The company has significant strategic ownership and just a 74% free float — but with 75% support required to approve the policy, any shareholder concerns could prove costly. The company is no stranger to opposition. Approximately 20.7% and 9.8% of shareholders voted against the reappointment of Roger Hodenius and Erik Drok, respectively, to the supervisory board at last year’s AGM. That may explain the board’s preemptive response, using the limbo of the pandemic to embark on “extensive and highly constructive discussions with various stakeholders” and provide additional disclosure regarding the company’s overall remuneration policy and specific pay decisions for 2020. Only time will tell if that willingness to engage with shareholders is enough to get the remuneration policy approved.
The Kansai Electric Power Company, Inc.
Tokyo Stock Exchange June 25
It’s been less than a year since it was revealed that the Kansai Electric Company had for decades been involved in an extensive bribery scheme involving a former deputy mayor and a local company that worked on its nuclear plant in Takahama. Despite initial attempts to limit the scope of the revelations to a handful of bad apples, as a result of third-party investigation it was revealed that 75 people had received roughly ¥360 million in cash and gifts, including clothing vouchers and sumo tickets. The bribes began in 1987 after the deputy mayor retired from office, and continued for more than three decades until they were discovered in a tax audit. While a criminal complaint appears unlikely, an independent investigatory panel nonetheless warned that Kansai’s policy on building nuclear plants “will not be sustainable unless there is transparency”.
The scandal has prompted moves to demonstrate accountability, including resignations and a remuneration waiver for several board-level executives, along with deeper governance and oversight changes. In particular, the company is seeking to amend its Articles of Incorporation to establish an audit committee, compensation committee, and nominating committee, and will shift its board structure from a two-tier board, with a board of directors and a board of statutory auditors, to a one-tier board with three committees. Moreover, any gifts and entertainment are no longer accepted and the company has implemented an enhanced compliance regime. The company also announced the establishment of both an office of compliance promotion and a director liability investigation committee comprised of independent external attorneys.

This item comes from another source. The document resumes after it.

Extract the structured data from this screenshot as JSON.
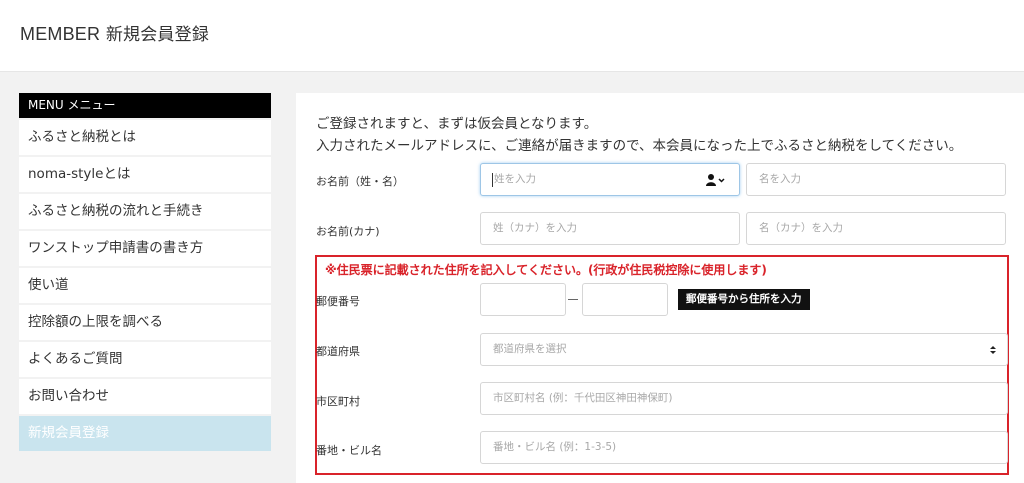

The agenda of the company’s upcoming AGM includes over 25 shareholder proposals, several of which appear to have been drafted with the bribery scandal in mind. Investors will have to decide if the company’s response has been sufficient, or if additional rules, restrictions and reporting are necessary.
In light of the dynamic nature of the ongoing crisis, we have compiled additional resources to help navigate the proxy season, including: